** Raw data follows **

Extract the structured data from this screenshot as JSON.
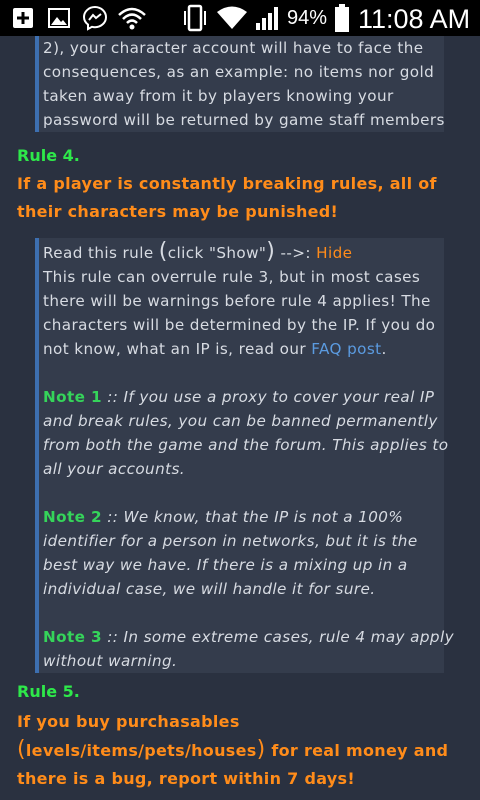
{
  "status_bar": {
    "icons": [
      "add-box-icon",
      "image-icon",
      "messenger-icon",
      "wifi-hotspot-icon",
      "phone-vibrate-icon",
      "wifi-icon",
      "signal-icon",
      "battery-icon"
    ],
    "battery_percent": "94%",
    "time": "11:08 AM"
  },
  "quote1": {
    "lines": [
      "2), your character account will have to face the",
      "consequences, as an example: no items nor gold",
      "taken away from it by players knowing your",
      "password will be returned by game staff members"
    ]
  },
  "rule4": {
    "title": "Rule 4.",
    "text_line1": "If a player is constantly breaking rules, all of",
    "text_line2": "their characters may be punished!"
  },
  "quote2": {
    "show_prefix": "Read this rule ",
    "show_paren_open": "(",
    "show_inner": "click \"Show\"",
    "show_paren_close": ")",
    "show_arrow": " -->: ",
    "hide_link": "Hide",
    "body_lines": [
      "This rule can overrule rule 3, but in most cases",
      "there will be warnings before rule 4 applies! The",
      "characters will be determined by the IP. If you do"
    ],
    "body_last_prefix": "not know, what an IP is, read our ",
    "faq_link": "FAQ post",
    "body_last_suffix": ".",
    "note1_label": "Note 1",
    "note1_sep": " :: ",
    "note1_lines": [
      "If you use a proxy to cover your real IP",
      "and break rules, you can be banned permanently",
      "from both the game and the forum. This applies to",
      "all your accounts."
    ],
    "note2_label": "Note 2",
    "note2_sep": " :: ",
    "note2_lines": [
      "We know, that the IP is not a 100%",
      "identifier for a person in networks, but it is the",
      "best way we have. If there is a mixing up in a",
      "individual case, we will handle it for sure."
    ],
    "note3_label": "Note 3",
    "note3_sep": " :: ",
    "note3_lines": [
      "In some extreme cases, rule 4 may apply",
      "without warning."
    ]
  },
  "rule5": {
    "title": "Rule 5.",
    "text_line1": "If you buy purchasables",
    "paren_open": "(",
    "text_line2_inner": "levels/items/pets/houses",
    "paren_close": ")",
    "text_line2_suffix": " for real money and",
    "text_line3": "there is a bug, report within 7 days!"
  },
  "colors": {
    "background": "#2a3140",
    "quote_background": "#343c4c",
    "quote_border": "#3d6fb0",
    "rule_title": "#2ee84a",
    "rule_text": "#ff8c1a",
    "note_label": "#35d45a",
    "link_blue": "#5b9be0"
  }
}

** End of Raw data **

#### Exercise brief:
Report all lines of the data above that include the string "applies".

#### Answer section:
      "there will be warnings before rule 4 applies! The",
      "from both the game and the forum. This applies to",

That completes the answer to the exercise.